The Canadian Press reports that drinking water may be behind winter outbreaks of norovirus.
Norovirus, also known as “stomach flu” or gastroenteritis, infects people much more frequently during the winter. Canadian researchers found that outbreaks are more likely to happen the week after water temperatures drop below a certain point.
The findings suggest that certain environmental conditions allow noroviruses from sewage to find their way back into drinking water.
Norovirus symptoms include vomiting and diarrhea. The virus is transmitted by the fecal-oral route. People get the virus on their hands – in a bathroom, for instance – and then transfer the virus to their mouth by eating, drinking, or other contact with the face.
Dr. Aron Hall of the CDC explains that norovirus is more common during the winter for some obvious reasons: “It’s essentially for many of the same reasons that influenza tends to be seasonal. People are typically indoors more and therefore have more contact with one another.
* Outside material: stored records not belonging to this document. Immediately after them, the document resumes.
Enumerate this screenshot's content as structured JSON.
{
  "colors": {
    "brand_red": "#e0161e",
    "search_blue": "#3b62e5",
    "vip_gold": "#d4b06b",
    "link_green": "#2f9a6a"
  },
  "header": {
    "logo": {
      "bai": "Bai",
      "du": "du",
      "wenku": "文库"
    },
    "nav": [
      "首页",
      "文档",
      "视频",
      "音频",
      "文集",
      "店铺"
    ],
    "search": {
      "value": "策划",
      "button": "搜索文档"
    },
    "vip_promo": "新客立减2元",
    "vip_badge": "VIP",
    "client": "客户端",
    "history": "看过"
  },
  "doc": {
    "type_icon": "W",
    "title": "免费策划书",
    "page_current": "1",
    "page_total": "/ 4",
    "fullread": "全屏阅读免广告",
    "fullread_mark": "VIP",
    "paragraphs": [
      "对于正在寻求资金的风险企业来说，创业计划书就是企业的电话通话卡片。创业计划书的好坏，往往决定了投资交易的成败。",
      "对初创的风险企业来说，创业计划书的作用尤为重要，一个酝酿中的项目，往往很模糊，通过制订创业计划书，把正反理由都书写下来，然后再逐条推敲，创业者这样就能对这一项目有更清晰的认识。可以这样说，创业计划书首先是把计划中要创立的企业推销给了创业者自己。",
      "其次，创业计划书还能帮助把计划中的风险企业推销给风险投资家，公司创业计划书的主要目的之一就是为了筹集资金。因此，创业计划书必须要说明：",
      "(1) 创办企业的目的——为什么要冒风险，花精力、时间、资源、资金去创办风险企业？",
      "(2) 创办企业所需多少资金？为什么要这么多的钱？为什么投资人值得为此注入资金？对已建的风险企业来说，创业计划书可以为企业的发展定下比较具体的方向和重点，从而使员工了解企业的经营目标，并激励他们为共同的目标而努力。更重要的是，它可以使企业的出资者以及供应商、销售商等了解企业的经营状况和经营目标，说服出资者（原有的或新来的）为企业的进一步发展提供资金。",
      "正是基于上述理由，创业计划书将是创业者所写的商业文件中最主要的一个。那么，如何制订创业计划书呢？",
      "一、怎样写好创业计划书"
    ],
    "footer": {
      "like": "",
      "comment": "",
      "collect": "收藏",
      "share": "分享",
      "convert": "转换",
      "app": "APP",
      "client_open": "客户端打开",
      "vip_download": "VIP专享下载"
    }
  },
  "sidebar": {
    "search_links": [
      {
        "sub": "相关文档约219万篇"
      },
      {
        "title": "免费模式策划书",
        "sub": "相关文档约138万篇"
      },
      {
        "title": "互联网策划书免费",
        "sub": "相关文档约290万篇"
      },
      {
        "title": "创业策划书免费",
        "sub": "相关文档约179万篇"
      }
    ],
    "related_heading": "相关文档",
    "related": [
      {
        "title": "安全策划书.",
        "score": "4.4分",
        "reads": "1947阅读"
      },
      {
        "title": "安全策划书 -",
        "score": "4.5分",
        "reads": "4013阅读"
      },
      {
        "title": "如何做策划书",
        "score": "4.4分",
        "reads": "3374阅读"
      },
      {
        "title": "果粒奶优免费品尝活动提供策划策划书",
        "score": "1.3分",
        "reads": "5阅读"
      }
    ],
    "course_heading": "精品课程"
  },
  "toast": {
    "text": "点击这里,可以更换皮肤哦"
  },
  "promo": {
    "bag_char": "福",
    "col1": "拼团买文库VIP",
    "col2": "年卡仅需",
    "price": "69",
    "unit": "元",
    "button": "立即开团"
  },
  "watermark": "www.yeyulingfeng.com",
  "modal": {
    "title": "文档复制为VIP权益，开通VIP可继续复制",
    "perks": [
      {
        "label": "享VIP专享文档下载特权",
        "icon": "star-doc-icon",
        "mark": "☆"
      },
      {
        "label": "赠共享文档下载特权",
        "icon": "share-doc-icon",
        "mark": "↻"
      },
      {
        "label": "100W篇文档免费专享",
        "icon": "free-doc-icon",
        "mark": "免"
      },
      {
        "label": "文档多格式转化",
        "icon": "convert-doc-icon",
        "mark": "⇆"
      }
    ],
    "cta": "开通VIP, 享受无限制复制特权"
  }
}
They’re in closer contact with one another. … And so the more humans you pack together in a smaller area over a longer period of time the more likely you are to have infection.
“The waterborne outbreaks of norovirus that we typically see are either due to drinking water sources in which chlorination or other disinfection systems have broken down.”
To decrease your chances of contracting norovirus this winter:
Set up an air purifier or air sterilizer to eliminate airborne viruses.
Wash your hands frequently, especially before eating and after using the restroom.
Prepare your own food at home whenever possible, and use a UV sanitizer to clean kitchen surfaces.